Dataset rows for apps and sites
-- Opening Marker --

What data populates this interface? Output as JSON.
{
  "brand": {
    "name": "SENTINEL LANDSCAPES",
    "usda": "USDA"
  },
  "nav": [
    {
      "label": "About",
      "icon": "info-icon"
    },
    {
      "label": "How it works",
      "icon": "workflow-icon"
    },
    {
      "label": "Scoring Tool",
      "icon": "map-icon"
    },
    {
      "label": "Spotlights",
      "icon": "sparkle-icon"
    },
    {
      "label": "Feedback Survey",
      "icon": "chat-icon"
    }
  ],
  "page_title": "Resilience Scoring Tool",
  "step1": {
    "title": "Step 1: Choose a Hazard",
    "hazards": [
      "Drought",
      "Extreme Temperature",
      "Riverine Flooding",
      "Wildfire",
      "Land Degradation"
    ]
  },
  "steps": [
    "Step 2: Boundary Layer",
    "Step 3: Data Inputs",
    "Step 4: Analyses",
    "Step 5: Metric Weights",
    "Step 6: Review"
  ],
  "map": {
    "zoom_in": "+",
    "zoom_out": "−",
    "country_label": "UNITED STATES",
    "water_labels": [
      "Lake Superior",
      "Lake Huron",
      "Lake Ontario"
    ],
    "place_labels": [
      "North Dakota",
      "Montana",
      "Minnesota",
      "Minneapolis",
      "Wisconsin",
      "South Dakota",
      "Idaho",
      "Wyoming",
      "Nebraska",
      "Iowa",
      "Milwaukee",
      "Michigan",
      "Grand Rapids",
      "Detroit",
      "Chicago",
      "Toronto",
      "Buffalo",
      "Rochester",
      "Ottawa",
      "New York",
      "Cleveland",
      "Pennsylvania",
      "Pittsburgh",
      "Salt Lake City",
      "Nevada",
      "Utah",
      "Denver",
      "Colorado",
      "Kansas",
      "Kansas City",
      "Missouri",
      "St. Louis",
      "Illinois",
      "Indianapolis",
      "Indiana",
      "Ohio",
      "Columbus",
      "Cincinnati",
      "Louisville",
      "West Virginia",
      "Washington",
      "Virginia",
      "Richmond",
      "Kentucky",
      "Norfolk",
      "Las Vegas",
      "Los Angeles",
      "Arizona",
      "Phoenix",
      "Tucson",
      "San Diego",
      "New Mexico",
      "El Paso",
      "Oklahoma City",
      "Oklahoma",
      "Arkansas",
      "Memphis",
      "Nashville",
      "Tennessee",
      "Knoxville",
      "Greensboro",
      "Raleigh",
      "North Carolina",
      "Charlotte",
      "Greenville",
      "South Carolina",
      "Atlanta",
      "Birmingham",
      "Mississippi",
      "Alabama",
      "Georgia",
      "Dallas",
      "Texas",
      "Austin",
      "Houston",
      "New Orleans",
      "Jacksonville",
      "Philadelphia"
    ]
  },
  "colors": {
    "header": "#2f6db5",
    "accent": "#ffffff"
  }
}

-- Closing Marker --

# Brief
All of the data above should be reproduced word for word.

# Exercise result
What data populates this interface? Output as JSON.
{
  "brand": {
    "name": "SENTINEL LANDSCAPES",
    "usda": "USDA"
  },
  "nav": [
    {
      "label": "About",
      "icon": "info-icon"
    },
    {
      "label": "How it works",
      "icon": "workflow-icon"
    },
    {
      "label": "Scoring Tool",
      "icon": "map-icon"
    },
    {
      "label": "Spotlights",
      "icon": "sparkle-icon"
    },
    {
      "label": "Feedback Survey",
      "icon": "chat-icon"
    }
  ],
  "page_title": "Resilience Scoring Tool",
  "step1": {
    "title": "Step 1: Choose a Hazard",
    "hazards": [
      "Drought",
      "Extreme Temperature",
      "Riverine Flooding",
      "Wildfire",
      "Land Degradation"
    ]
  },
  "steps": [
    "Step 2: Boundary Layer",
    "Step 3: Data Inputs",
    "Step 4: Analyses",
    "Step 5: Metric Weights",
    "Step 6: Review"
  ],
  "map": {
    "zoom_in": "+",
    "zoom_out": "−",
    "country_label": "UNITED STATES",
    "water_labels": [
      "Lake Superior",
      "Lake Huron",
      "Lake Ontario"
    ],
    "place_labels": [
      "North Dakota",
      "Montana",
      "Minnesota",
      "Minneapolis",
      "Wisconsin",
      "South Dakota",
      "Idaho",
      "Wyoming",
      "Nebraska",
      "Iowa",
      "Milwaukee",
      "Michigan",
      "Grand Rapids",
      "Detroit",
      "Chicago",
      "Toronto",
      "Buffalo",
      "Rochester",
      "Ottawa",
      "New York",
      "Cleveland",
      "Pennsylvania",
      "Pittsburgh",
      "Salt Lake City",
      "Nevada",
      "Utah",
      "Denver",
      "Colorado",
      "Kansas",
      "Kansas City",
      "Missouri",
      "St. Louis",
      "Illinois",
      "Indianapolis",
      "Indiana",
      "Ohio",
      "Columbus",
      "Cincinnati",
      "Louisville",
      "West Virginia",
      "Washington",
      "Virginia",
      "Richmond",
      "Kentucky",
      "Norfolk",
      "Las Vegas",
      "Los Angeles",
      "Arizona",
      "Phoenix",
      "Tucson",
      "San Diego",
      "New Mexico",
      "El Paso",
      "Oklahoma City",
      "Oklahoma",
      "Arkansas",
      "Memphis",
      "Nashville",
      "Tennessee",
      "Knoxville",
      "Greensboro",
      "Raleigh",
      "North Carolina",
      "Charlotte",
      "Greenville",
      "South Carolina",
      "Atlanta",
      "Birmingham",
      "Mississippi",
      "Alabama",
      "Georgia",
      "Dallas",
      "Texas",
      "Austin",
      "Houston",
      "New Orleans",
      "Jacksonville",
      "Philadelphia"
    ]
  },
  "colors": {
    "header": "#2f6db5",
    "accent": "#ffffff"
  }
}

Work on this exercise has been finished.